Several other people were also given naloxone, officials said. Asked why authorities had not ended the show sooner, Finner said it would have been unsafe. “You cannot just close when you have 50,000 individuals. You have to worry about riots when you have a group that young.”
Although the emergency unfolded Friday night, Peña said over 300 people had been treated at a field hospital set up near NRG Park during the first day of the concert, including the aftermath of the crowd surge.
A reunification center had been set up at a hotel for people trying to find those who attended the event. Officials said two emergency hotlines had been established and were quickly overwhelmed with calls.
Abbie Kamin, chair of the city’s public safety panel, said there were issues with the show before “but nothing to this scale. There are a lot of questions, and I’m confident we’ll get the answers, but this is personal. Astroworld, the venue, the site, has been a source of amusement for Houston families for years. Travis Scott means so much to Houston.”
The annual music festival, named after Scott’s studio album, began in 2018 but was halted during the coronavirus pandemic last year. The Texas-born artist, 29, unveiled the lineup in October with artists including Lil Baby and Drake performing on Friday. Reality television star Kylie Jenner, who has a child with Scott, attended, her Instagram posts showed.
The rapper and producer released new music this week and is known for hits such as “Sicko Mode” and “Franchise.” Scott has also been nominated for eight Grammy awards throughout his music career.
Scott, whose legal name is Jacques Webster, has a history of issues with crowd control at his shows. In August 2015, he was charged with disorderly conduct after police officers said he urged fans to climb over barricades at Lollapalooza in Chicago and led a chant of “we want rage.”
Security stopped Scott five minutes into his performance at Lollapalooza, and Chicago emergency officials said he fled the scene before being taken into custody. Scott pleaded guilty to reckless conduct charges that year for the incident and was also ordered under court supervision.
He faced new charges two years later after allegedly encouraging fans to join him onstage at a show near Fayetteville in Arkansas. A police officer, a security guard and several other people reported injuries in the May 2017 incident. Scott eventually pleaded guilty to disorderly conduct.
Also in 2017, a man fell from a balcony at the Terminal 5 concert venue in New York City after Scott encouraged his fans to jump. At one point, Scott assured someone that people in the mosh pit would catch them.
“I see you but are you gonna do it?” Scott said, according to New York website Gothamist. “They gonna catch you. Don’t be scared!

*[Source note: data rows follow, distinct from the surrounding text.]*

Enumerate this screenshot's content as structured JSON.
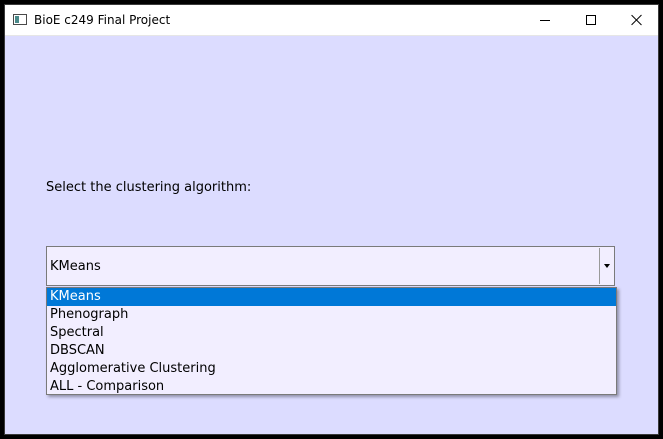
{
  "window": {
    "title": "BioE c249 Final Project",
    "controls": {
      "minimize_icon": "minimize-icon",
      "maximize_icon": "maximize-icon",
      "close_icon": "close-icon"
    }
  },
  "form": {
    "prompt": "Select the clustering algorithm:",
    "combo": {
      "selected_value": "KMeans",
      "options": [
        "KMeans",
        "Phenograph",
        "Spectral",
        "DBSCAN",
        "Agglomerative Clustering",
        "ALL - Comparison"
      ],
      "highlighted_option": "KMeans"
    }
  },
  "colors": {
    "window_background": "#dcdcff",
    "combo_background": "#f2eeff",
    "selection_highlight": "#0078d7"
  }
}
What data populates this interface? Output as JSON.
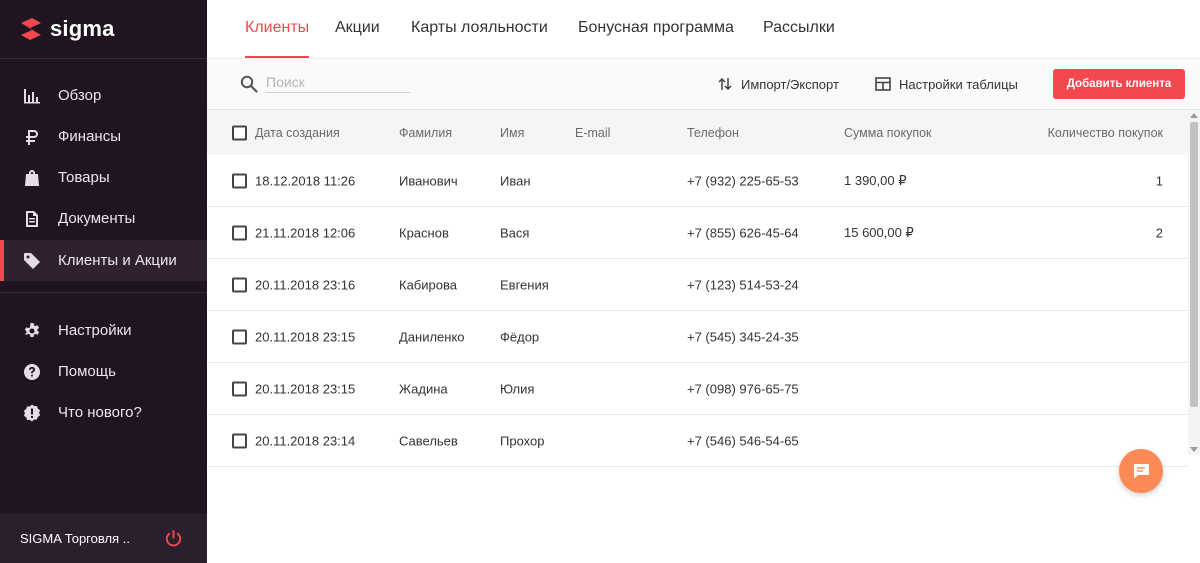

Fall!”
The man who fell sued Scott, alleging a crowd pushed him off the balcony after the performer urged people to jump from the lower levels.

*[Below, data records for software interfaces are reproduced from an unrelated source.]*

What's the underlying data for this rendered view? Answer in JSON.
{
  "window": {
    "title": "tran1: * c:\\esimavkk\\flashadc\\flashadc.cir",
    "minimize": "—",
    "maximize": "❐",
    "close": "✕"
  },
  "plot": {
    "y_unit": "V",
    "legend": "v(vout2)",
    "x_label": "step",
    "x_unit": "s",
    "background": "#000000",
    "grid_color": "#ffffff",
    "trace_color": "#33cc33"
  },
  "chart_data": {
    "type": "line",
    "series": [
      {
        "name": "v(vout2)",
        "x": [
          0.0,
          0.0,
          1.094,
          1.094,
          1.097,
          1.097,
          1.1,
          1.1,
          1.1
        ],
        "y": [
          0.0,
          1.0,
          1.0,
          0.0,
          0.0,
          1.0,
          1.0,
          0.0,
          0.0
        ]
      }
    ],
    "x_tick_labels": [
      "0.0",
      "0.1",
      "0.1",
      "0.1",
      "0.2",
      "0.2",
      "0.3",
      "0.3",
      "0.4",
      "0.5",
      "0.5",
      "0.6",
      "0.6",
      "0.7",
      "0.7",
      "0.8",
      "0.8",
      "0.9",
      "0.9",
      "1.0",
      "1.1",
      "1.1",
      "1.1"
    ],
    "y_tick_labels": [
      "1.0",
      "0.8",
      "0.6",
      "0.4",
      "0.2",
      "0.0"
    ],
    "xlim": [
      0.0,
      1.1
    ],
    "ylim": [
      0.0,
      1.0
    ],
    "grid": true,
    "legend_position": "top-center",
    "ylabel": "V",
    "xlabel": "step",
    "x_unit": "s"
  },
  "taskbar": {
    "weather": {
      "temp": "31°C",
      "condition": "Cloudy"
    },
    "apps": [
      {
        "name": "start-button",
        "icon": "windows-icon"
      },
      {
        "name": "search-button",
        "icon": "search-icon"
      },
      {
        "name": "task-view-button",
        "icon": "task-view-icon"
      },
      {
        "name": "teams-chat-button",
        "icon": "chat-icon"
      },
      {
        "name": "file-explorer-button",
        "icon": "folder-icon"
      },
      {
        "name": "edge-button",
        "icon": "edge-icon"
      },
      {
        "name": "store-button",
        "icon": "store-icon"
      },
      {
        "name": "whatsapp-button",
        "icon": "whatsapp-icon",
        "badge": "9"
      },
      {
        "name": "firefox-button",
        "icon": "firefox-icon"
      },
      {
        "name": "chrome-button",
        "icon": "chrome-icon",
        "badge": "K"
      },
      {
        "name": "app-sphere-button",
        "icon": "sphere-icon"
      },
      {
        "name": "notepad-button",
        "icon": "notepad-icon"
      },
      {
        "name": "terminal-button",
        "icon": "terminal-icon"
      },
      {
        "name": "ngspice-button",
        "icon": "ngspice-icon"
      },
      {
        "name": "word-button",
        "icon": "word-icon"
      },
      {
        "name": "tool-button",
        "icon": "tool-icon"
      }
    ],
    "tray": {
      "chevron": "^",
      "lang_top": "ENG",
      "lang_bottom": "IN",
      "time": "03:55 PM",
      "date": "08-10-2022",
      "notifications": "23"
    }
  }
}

Matthew Keyser, Deborah Blumberg, María Luisa Paúl, Alice Crites, and Ellen Francis contributed reporting to this story.
Complete coverage: 10 dead in crowd surge at Astroworld Festival

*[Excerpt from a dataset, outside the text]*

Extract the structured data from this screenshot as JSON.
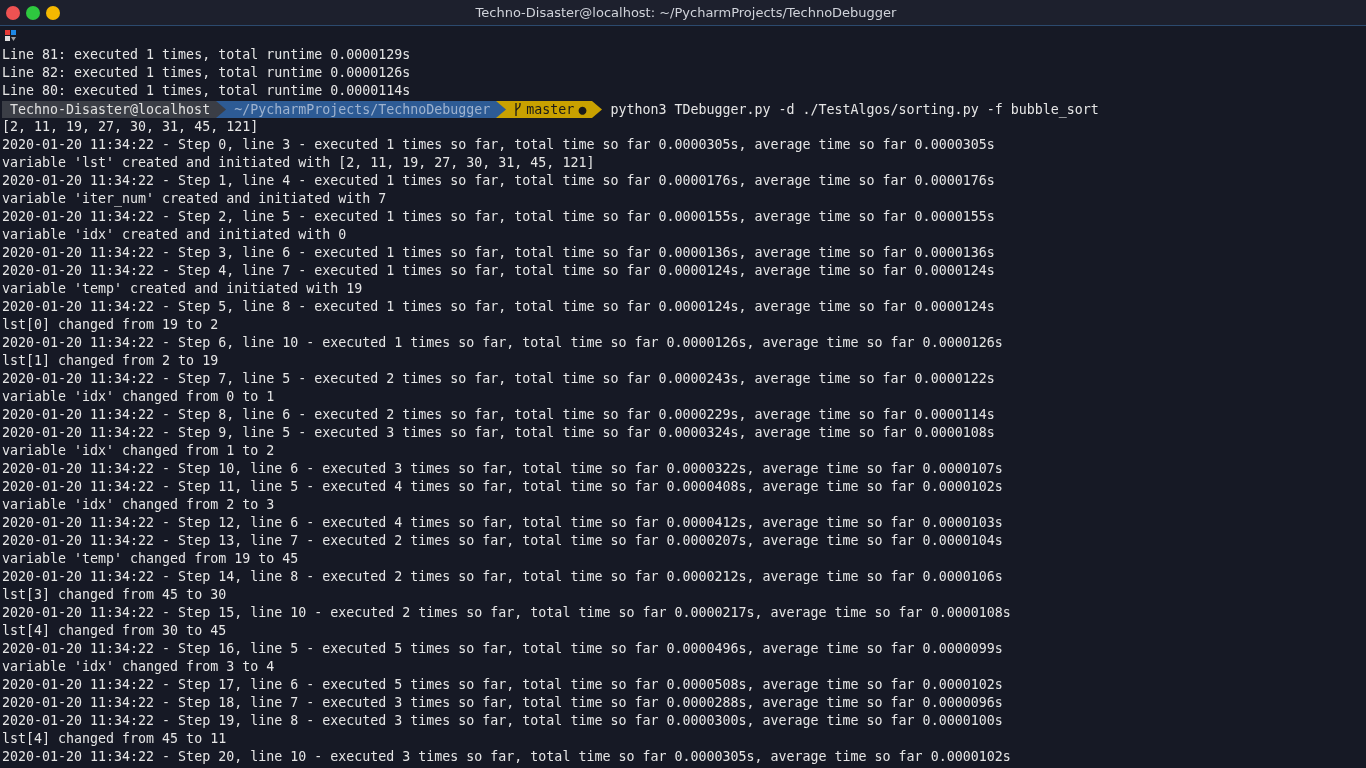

A crowded music festival in Houston turned deadly on Nov. 5 when a crush of concertgoers surged toward the stage where rapper Travis Scott was performing. Ten people have died.
The crowd surge victims include a 14-year-old who loved baseball, two friends celebrating a 21st birthday and a 27-year-old attending the concert with his fiancee. Here’s what we know about the victims.
At least seven of the 10 dead were clustered in a small area enclosed on three sides by metal barriers that became dangerously crowded.
A criminal investigation is underway in Houston as law enforcement officials seek to understand how the deaths occurred.
Travis Scott’s concerts are known for their wild energy and the Astroworld Festival, launched in 2018, has become his signature event. Scott’s partner Kylie Jenner said early Sunday that he was unaware “of any fatalities until the news came out after the show.”